- PROBLEM
Could you please retype all of the entries exactly as they appear?

- AVAILABLE DATA

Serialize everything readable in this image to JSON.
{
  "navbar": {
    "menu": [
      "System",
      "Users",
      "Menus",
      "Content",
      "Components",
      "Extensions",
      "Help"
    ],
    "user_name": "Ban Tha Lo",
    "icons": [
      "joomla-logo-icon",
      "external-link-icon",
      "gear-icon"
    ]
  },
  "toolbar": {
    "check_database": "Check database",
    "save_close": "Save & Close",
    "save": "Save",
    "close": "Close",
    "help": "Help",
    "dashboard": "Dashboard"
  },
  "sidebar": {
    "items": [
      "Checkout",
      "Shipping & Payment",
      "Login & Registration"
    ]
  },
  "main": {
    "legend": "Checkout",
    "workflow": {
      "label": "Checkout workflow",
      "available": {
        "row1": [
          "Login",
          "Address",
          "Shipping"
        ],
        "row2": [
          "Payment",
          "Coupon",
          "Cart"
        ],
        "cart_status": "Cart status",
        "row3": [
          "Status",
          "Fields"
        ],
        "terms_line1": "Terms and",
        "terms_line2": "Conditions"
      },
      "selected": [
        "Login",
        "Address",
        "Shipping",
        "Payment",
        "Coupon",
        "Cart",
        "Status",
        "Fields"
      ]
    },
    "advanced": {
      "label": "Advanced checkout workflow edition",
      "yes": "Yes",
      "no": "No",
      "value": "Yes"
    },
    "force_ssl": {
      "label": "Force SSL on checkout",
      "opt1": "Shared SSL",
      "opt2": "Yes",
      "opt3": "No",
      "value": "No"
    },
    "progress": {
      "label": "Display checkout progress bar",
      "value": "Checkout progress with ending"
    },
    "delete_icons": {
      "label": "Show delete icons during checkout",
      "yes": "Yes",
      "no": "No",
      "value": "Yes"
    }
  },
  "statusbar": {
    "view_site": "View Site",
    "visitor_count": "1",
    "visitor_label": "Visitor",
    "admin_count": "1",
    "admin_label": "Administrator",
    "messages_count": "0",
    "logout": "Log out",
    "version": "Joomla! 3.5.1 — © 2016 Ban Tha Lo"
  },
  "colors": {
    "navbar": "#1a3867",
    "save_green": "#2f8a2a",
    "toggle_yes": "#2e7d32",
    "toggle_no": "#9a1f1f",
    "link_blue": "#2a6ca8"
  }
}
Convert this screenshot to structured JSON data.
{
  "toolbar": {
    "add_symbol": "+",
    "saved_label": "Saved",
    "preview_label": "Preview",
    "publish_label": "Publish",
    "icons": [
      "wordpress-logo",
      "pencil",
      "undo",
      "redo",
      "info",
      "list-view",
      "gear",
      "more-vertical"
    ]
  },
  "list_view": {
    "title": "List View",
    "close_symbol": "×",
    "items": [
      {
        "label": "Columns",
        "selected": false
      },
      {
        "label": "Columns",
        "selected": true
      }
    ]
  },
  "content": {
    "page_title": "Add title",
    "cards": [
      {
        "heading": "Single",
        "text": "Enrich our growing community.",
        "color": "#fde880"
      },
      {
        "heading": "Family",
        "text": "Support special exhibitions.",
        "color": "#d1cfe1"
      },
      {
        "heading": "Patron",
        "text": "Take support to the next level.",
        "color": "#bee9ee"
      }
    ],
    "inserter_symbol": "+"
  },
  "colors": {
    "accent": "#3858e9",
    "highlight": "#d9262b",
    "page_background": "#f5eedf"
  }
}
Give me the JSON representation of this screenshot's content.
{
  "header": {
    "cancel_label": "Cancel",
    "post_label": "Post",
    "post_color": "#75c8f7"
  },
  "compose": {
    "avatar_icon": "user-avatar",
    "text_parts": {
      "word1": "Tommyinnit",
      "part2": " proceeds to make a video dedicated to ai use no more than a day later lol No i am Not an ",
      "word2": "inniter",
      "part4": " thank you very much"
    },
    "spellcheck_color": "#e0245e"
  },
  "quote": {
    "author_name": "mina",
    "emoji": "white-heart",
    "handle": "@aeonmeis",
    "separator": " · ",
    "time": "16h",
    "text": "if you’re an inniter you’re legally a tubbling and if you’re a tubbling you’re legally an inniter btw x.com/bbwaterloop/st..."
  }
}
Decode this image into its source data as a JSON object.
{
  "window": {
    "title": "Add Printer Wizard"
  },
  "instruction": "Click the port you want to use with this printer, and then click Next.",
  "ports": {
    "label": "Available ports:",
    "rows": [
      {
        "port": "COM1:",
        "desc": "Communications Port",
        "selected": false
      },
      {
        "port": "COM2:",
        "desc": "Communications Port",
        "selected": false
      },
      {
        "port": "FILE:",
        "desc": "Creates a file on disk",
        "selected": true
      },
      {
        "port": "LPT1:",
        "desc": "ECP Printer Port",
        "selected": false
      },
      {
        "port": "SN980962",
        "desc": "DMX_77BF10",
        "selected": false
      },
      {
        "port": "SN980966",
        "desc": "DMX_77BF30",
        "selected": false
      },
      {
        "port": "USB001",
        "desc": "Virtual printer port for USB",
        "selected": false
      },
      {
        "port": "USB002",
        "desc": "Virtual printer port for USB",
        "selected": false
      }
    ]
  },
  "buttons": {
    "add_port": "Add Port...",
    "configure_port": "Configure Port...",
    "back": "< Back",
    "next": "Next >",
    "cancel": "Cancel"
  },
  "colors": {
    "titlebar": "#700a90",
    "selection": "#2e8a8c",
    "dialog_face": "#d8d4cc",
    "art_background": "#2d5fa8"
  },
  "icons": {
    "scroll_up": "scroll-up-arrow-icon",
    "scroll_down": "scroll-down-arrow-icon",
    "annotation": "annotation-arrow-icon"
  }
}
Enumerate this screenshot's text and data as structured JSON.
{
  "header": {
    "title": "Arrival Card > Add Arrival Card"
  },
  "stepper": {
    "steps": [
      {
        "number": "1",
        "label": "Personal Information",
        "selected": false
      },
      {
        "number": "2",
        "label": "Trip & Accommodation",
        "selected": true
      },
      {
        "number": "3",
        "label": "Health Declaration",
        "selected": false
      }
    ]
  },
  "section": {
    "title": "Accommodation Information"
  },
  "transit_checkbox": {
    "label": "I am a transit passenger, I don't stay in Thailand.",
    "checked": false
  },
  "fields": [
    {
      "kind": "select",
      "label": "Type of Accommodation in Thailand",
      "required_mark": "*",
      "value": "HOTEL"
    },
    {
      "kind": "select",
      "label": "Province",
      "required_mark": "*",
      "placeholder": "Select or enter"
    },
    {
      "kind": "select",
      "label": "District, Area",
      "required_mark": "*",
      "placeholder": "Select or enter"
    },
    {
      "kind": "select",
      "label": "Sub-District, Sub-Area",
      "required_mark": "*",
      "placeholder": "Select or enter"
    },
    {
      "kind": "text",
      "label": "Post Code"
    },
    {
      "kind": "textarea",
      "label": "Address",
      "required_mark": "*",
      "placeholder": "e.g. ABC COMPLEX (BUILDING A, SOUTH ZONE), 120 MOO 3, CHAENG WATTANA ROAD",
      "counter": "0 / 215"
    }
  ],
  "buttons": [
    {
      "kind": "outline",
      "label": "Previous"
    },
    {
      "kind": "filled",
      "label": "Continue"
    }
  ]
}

- RESPONSE FOR THIS EXERCISE
Serialize everything readable in this image to JSON.
{
  "navbar": {
    "menu": [
      "System",
      "Users",
      "Menus",
      "Content",
      "Components",
      "Extensions",
      "Help"
    ],
    "user_name": "Ban Tha Lo",
    "icons": [
      "joomla-logo-icon",
      "external-link-icon",
      "gear-icon"
    ]
  },
  "toolbar": {
    "check_database": "Check database",
    "save_close": "Save & Close",
    "save": "Save",
    "close": "Close",
    "help": "Help",
    "dashboard": "Dashboard"
  },
  "sidebar": {
    "items": [
      "Checkout",
      "Shipping & Payment",
      "Login & Registration"
    ]
  },
  "main": {
    "legend": "Checkout",
    "workflow": {
      "label": "Checkout workflow",
      "available": {
        "row1": [
          "Login",
          "Address",
          "Shipping"
        ],
        "row2": [
          "Payment",
          "Coupon",
          "Cart"
        ],
        "cart_status": "Cart status",
        "row3": [
          "Status",
          "Fields"
        ],
        "terms_line1": "Terms and",
        "terms_line2": "Conditions"
      },
      "selected": [
        "Login",
        "Address",
        "Shipping",
        "Payment",
        "Coupon",
        "Cart",
        "Status",
        "Fields"
      ]
    },
    "advanced": {
      "label": "Advanced checkout workflow edition",
      "yes": "Yes",
      "no": "No",
      "value": "Yes"
    },
    "force_ssl": {
      "label": "Force SSL on checkout",
      "opt1": "Shared SSL",
      "opt2": "Yes",
      "opt3": "No",
      "value": "No"
    },
    "progress": {
      "label": "Display checkout progress bar",
      "value": "Checkout progress with ending"
    },
    "delete_icons": {
      "label": "Show delete icons during checkout",
      "yes": "Yes",
      "no": "No",
      "value": "Yes"
    }
  },
  "statusbar": {
    "view_site": "View Site",
    "visitor_count": "1",
    "visitor_label": "Visitor",
    "admin_count": "1",
    "admin_label": "Administrator",
    "messages_count": "0",
    "logout": "Log out",
    "version": "Joomla! 3.5.1 — © 2016 Ban Tha Lo"
  },
  "colors": {
    "navbar": "#1a3867",
    "save_green": "#2f8a2a",
    "toggle_yes": "#2e7d32",
    "toggle_no": "#9a1f1f",
    "link_blue": "#2a6ca8"
  }
}
Convert this screenshot to structured JSON data.
{
  "toolbar": {
    "add_symbol": "+",
    "saved_label": "Saved",
    "preview_label": "Preview",
    "publish_label": "Publish",
    "icons": [
      "wordpress-logo",
      "pencil",
      "undo",
      "redo",
      "info",
      "list-view",
      "gear",
      "more-vertical"
    ]
  },
  "list_view": {
    "title": "List View",
    "close_symbol": "×",
    "items": [
      {
        "label": "Columns",
        "selected": false
      },
      {
        "label": "Columns",
        "selected": true
      }
    ]
  },
  "content": {
    "page_title": "Add title",
    "cards": [
      {
        "heading": "Single",
        "text": "Enrich our growing community.",
        "color": "#fde880"
      },
      {
        "heading": "Family",
        "text": "Support special exhibitions.",
        "color": "#d1cfe1"
      },
      {
        "heading": "Patron",
        "text": "Take support to the next level.",
        "color": "#bee9ee"
      }
    ],
    "inserter_symbol": "+"
  },
  "colors": {
    "accent": "#3858e9",
    "highlight": "#d9262b",
    "page_background": "#f5eedf"
  }
}
Give me the JSON representation of this screenshot's content.
{
  "header": {
    "cancel_label": "Cancel",
    "post_label": "Post",
    "post_color": "#75c8f7"
  },
  "compose": {
    "avatar_icon": "user-avatar",
    "text_parts": {
      "word1": "Tommyinnit",
      "part2": " proceeds to make a video dedicated to ai use no more than a day later lol No i am Not an ",
      "word2": "inniter",
      "part4": " thank you very much"
    },
    "spellcheck_color": "#e0245e"
  },
  "quote": {
    "author_name": "mina",
    "emoji": "white-heart",
    "handle": "@aeonmeis",
    "separator": " · ",
    "time": "16h",
    "text": "if you’re an inniter you’re legally a tubbling and if you’re a tubbling you’re legally an inniter btw x.com/bbwaterloop/st..."
  }
}
Decode this image into its source data as a JSON object.
{
  "window": {
    "title": "Add Printer Wizard"
  },
  "instruction": "Click the port you want to use with this printer, and then click Next.",
  "ports": {
    "label": "Available ports:",
    "rows": [
      {
        "port": "COM1:",
        "desc": "Communications Port",
        "selected": false
      },
      {
        "port": "COM2:",
        "desc": "Communications Port",
        "selected": false
      },
      {
        "port": "FILE:",
        "desc": "Creates a file on disk",
        "selected": true
      },
      {
        "port": "LPT1:",
        "desc": "ECP Printer Port",
        "selected": false
      },
      {
        "port": "SN980962",
        "desc": "DMX_77BF10",
        "selected": false
      },
      {
        "port": "SN980966",
        "desc": "DMX_77BF30",
        "selected": false
      },
      {
        "port": "USB001",
        "desc": "Virtual printer port for USB",
        "selected": false
      },
      {
        "port": "USB002",
        "desc": "Virtual printer port for USB",
        "selected": false
      }
    ]
  },
  "buttons": {
    "add_port": "Add Port...",
    "configure_port": "Configure Port...",
    "back": "< Back",
    "next": "Next >",
    "cancel": "Cancel"
  },
  "colors": {
    "titlebar": "#700a90",
    "selection": "#2e8a8c",
    "dialog_face": "#d8d4cc",
    "art_background": "#2d5fa8"
  },
  "icons": {
    "scroll_up": "scroll-up-arrow-icon",
    "scroll_down": "scroll-down-arrow-icon",
    "annotation": "annotation-arrow-icon"
  }
}
Enumerate this screenshot's text and data as structured JSON.
{
  "header": {
    "title": "Arrival Card > Add Arrival Card"
  },
  "stepper": {
    "steps": [
      {
        "number": "1",
        "label": "Personal Information",
        "selected": false
      },
      {
        "number": "2",
        "label": "Trip & Accommodation",
        "selected": true
      },
      {
        "number": "3",
        "label": "Health Declaration",
        "selected": false
      }
    ]
  },
  "section": {
    "title": "Accommodation Information"
  },
  "transit_checkbox": {
    "label": "I am a transit passenger, I don't stay in Thailand.",
    "checked": false
  },
  "fields": [
    {
      "kind": "select",
      "label": "Type of Accommodation in Thailand",
      "required_mark": "*",
      "value": "HOTEL"
    },
    {
      "kind": "select",
      "label": "Province",
      "required_mark": "*",
      "placeholder": "Select or enter"
    },
    {
      "kind": "select",
      "label": "District, Area",
      "required_mark": "*",
      "placeholder": "Select or enter"
    },
    {
      "kind": "select",
      "label": "Sub-District, Sub-Area",
      "required_mark": "*",
      "placeholder": "Select or enter"
    },
    {
      "kind": "text",
      "label": "Post Code"
    },
    {
      "kind": "textarea",
      "label": "Address",
      "required_mark": "*",
      "placeholder": "e.g. ABC COMPLEX (BUILDING A, SOUTH ZONE), 120 MOO 3, CHAENG WATTANA ROAD",
      "counter": "0 / 215"
    }
  ],
  "buttons": [
    {
      "kind": "outline",
      "label": "Previous"
    },
    {
      "kind": "filled",
      "label": "Continue"
    }
  ]
}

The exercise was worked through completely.